Given records:

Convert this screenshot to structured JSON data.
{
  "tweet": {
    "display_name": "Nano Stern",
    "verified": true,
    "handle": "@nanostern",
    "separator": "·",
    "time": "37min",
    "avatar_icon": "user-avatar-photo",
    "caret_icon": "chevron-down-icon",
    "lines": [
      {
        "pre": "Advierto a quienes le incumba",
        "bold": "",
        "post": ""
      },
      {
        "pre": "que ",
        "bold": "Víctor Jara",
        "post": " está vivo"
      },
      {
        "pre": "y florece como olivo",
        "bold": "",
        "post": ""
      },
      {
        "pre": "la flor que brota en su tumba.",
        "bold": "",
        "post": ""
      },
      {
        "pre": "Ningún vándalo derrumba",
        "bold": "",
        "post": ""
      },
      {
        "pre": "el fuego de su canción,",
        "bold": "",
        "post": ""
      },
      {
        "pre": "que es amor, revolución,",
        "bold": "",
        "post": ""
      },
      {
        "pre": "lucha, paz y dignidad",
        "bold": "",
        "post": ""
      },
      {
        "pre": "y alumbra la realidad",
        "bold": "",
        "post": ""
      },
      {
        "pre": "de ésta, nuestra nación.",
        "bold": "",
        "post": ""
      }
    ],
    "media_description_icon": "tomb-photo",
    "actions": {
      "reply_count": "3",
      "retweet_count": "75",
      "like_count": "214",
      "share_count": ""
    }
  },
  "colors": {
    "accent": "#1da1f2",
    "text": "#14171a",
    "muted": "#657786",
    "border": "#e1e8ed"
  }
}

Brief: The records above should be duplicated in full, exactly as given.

Answer:
Convert this screenshot to structured JSON data.
{
  "tweet": {
    "display_name": "Nano Stern",
    "verified": true,
    "handle": "@nanostern",
    "separator": "·",
    "time": "37min",
    "avatar_icon": "user-avatar-photo",
    "caret_icon": "chevron-down-icon",
    "lines": [
      {
        "pre": "Advierto a quienes le incumba",
        "bold": "",
        "post": ""
      },
      {
        "pre": "que ",
        "bold": "Víctor Jara",
        "post": " está vivo"
      },
      {
        "pre": "y florece como olivo",
        "bold": "",
        "post": ""
      },
      {
        "pre": "la flor que brota en su tumba.",
        "bold": "",
        "post": ""
      },
      {
        "pre": "Ningún vándalo derrumba",
        "bold": "",
        "post": ""
      },
      {
        "pre": "el fuego de su canción,",
        "bold": "",
        "post": ""
      },
      {
        "pre": "que es amor, revolución,",
        "bold": "",
        "post": ""
      },
      {
        "pre": "lucha, paz y dignidad",
        "bold": "",
        "post": ""
      },
      {
        "pre": "y alumbra la realidad",
        "bold": "",
        "post": ""
      },
      {
        "pre": "de ésta, nuestra nación.",
        "bold": "",
        "post": ""
      }
    ],
    "media_description_icon": "tomb-photo",
    "actions": {
      "reply_count": "3",
      "retweet_count": "75",
      "like_count": "214",
      "share_count": ""
    }
  },
  "colors": {
    "accent": "#1da1f2",
    "text": "#14171a",
    "muted": "#657786",
    "border": "#e1e8ed"
  }
}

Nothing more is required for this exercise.